### [TASK TO CARRY OUT]
The answer must consist of every line from the entries below that contains the word "beer".

### [Dataset rows describing interfaces]

§

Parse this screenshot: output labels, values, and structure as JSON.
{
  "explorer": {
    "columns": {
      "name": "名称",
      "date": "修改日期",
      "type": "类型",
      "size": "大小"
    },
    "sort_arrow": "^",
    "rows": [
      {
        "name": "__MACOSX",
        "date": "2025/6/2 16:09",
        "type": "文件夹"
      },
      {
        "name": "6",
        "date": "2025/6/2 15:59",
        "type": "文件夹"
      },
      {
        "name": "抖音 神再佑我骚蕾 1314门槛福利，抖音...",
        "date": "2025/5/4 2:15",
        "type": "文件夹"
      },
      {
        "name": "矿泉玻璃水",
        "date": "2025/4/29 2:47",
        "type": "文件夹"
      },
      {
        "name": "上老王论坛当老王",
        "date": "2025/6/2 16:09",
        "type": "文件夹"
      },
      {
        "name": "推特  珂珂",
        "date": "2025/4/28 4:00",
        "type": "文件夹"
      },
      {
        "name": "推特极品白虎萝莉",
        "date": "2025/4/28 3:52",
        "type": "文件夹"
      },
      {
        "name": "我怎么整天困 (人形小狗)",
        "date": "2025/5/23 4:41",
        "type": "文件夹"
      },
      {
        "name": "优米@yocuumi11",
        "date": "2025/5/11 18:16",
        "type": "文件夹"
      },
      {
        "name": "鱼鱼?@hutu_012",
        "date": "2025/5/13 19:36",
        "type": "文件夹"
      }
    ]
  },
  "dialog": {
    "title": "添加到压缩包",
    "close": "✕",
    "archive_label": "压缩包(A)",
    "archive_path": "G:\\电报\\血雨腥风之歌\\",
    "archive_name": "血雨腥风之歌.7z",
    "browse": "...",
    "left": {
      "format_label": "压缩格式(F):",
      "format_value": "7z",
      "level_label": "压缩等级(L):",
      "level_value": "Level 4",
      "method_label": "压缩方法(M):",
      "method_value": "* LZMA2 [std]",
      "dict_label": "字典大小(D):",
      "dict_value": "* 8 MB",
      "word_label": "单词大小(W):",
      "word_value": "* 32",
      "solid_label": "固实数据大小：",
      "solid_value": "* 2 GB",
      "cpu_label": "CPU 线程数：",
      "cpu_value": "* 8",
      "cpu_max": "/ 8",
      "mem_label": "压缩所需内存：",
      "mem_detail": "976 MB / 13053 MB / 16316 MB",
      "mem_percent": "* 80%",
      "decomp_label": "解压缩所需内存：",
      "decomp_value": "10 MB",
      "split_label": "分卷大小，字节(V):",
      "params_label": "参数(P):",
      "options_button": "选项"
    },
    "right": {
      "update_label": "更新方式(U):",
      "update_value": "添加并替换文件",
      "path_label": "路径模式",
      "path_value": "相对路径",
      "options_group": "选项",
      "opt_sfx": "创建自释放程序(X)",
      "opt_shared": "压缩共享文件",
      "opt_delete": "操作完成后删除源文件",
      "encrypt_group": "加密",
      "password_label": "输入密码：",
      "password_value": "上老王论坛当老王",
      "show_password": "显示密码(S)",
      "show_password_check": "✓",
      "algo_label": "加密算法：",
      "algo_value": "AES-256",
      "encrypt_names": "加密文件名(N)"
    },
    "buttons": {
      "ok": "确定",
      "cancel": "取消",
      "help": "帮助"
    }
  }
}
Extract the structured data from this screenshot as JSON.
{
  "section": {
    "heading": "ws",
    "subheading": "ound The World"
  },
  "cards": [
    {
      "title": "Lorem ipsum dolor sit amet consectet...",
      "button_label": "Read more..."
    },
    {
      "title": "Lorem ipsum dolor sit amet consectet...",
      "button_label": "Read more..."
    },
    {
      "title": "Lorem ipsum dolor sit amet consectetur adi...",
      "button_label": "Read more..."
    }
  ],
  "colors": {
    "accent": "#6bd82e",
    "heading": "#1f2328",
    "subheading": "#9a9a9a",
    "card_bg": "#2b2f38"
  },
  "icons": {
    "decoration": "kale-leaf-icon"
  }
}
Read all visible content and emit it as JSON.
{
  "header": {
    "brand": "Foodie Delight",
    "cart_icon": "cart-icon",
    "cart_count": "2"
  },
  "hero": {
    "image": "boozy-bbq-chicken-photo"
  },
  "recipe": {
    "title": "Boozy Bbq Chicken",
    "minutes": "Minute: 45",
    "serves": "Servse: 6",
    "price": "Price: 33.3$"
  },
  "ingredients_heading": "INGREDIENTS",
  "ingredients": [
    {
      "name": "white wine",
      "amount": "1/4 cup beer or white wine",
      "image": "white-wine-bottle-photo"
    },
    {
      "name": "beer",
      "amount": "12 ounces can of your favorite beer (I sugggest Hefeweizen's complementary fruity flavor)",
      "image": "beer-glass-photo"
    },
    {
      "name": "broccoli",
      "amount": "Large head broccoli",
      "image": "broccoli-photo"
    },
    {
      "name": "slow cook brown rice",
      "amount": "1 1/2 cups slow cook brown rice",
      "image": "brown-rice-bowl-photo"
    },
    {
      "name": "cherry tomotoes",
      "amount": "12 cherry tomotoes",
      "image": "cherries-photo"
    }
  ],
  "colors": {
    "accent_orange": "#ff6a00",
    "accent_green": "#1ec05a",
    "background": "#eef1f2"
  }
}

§

### [ANSWER SECTION]
      "amount": "1/4 cup beer or white wine",
      "name": "beer",
      "amount": "12 ounces can of your favorite beer (I sugggest Hefeweizen's complementary fruity flavor)",
      "image": "beer-glass-photo"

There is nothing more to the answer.